Amyotrophic lateral sclerosis, more commonly known as ALS, is the most common type of motor neuron disease. It refers to a group of progressive, neurological diseases that cause dysfunction in the nerves that control muscle movement. As ALS progresses, these cells degenerate and die; and stop sending messages to muscles. Therefore, this leads to muscle weakness and the inability to control voluntary movement. In the early stages of ALS symptoms may be minimal, but they worsen over time.

Common symptoms include:

  • difficulty carrying out daily activities, including walking
  • increased clumsiness
  • weakness in the feet, hands, legs, and ankles
  • cramping and twitching in the arms, shoulders, or tongue
  • difficulty maintaining good posture and holding the head up
  • uncontrolled outbursts of laughing or crying, known as emotional lability
  • cognitive changes
  • slurring of speech and difficulty with voice projection
  • pain
  • fatigue
  • problems with saliva, and mucus
  • difficulty breathing and swallowing, in the later stages

The Centers for Disease Control and Prevention estimate that worldwide ALS affects between 2 to 5 people in every 100,000. Half of all people with ALS will live for 3 or more years after being diagnosed.

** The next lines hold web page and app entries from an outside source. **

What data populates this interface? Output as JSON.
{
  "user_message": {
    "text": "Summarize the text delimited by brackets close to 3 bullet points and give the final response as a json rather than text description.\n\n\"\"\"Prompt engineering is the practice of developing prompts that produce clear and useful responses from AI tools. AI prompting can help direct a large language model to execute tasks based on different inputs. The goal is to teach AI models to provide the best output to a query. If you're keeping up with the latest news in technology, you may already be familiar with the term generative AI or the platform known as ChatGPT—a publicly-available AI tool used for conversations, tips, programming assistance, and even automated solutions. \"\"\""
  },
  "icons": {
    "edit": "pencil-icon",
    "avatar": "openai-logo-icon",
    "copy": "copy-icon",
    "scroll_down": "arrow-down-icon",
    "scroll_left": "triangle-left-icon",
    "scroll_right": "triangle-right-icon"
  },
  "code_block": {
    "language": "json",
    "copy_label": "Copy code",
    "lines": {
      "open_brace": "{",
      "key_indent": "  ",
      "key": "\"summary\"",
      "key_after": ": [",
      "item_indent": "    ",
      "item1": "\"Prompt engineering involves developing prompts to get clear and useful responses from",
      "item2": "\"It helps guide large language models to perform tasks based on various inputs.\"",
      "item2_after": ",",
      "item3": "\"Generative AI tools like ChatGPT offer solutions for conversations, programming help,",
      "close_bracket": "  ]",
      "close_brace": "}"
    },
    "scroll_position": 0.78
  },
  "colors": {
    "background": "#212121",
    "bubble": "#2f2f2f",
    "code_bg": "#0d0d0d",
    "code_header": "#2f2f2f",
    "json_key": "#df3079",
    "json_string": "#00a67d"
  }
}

Around 20 percent of people will live 5 years or more after diagnosis, 10 percent will live for 10 years or more, and 5 percent will live for 20 years.

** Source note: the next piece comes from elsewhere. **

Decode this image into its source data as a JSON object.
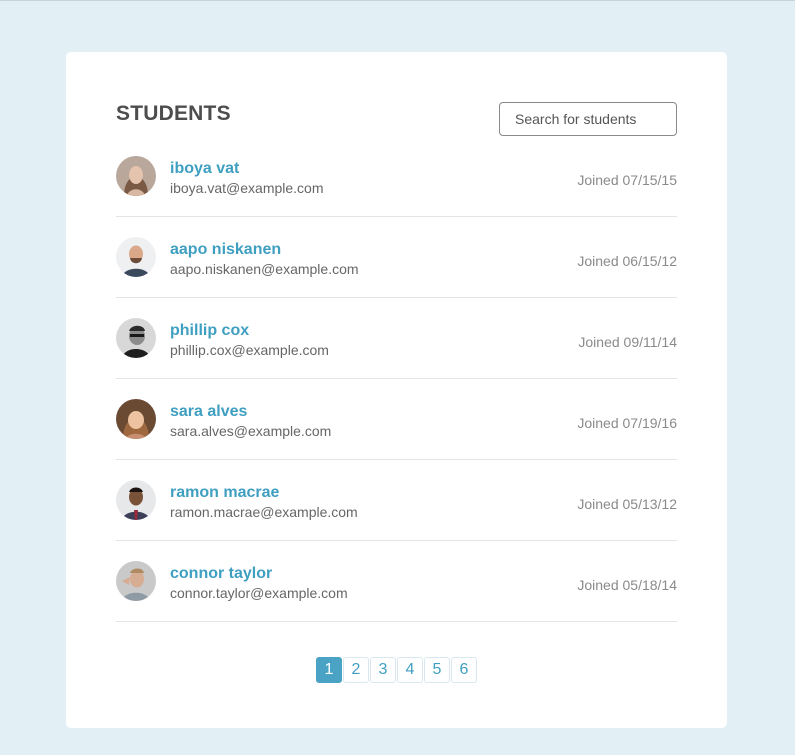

Although there is no cure to ALS, there are treatments available to relieve symptoms and improve quality of life. Different therapies are commonly used to help alleviate the symptoms of ALS.

  • Physical therapy can help people with ALS manage pain and address mobility issues.
  • Occupational therapy can help train patients to compensate for hand and arm weaknesses
  • Breathing therapy may be required as the respiratory muscles get weaker.
  • Speech therapy helps patients with ALS in teaching them adaptive techniques when speaking becomes a challenge. Patients can learn to use computer-based communication equipment.
  • Nutritional support is needed when patients with ALS begin to have difficulty with swallowing.

For more information on amyotrophic lateral sclerosis (ALS), visit the Medical News Today at If you are interested in donating to help find a cure for ALS visit the ALS Association at If you or your loved one has ALS and is looking for a home health aide to help care for them, call us today for a free consultation at (212) 828-4545.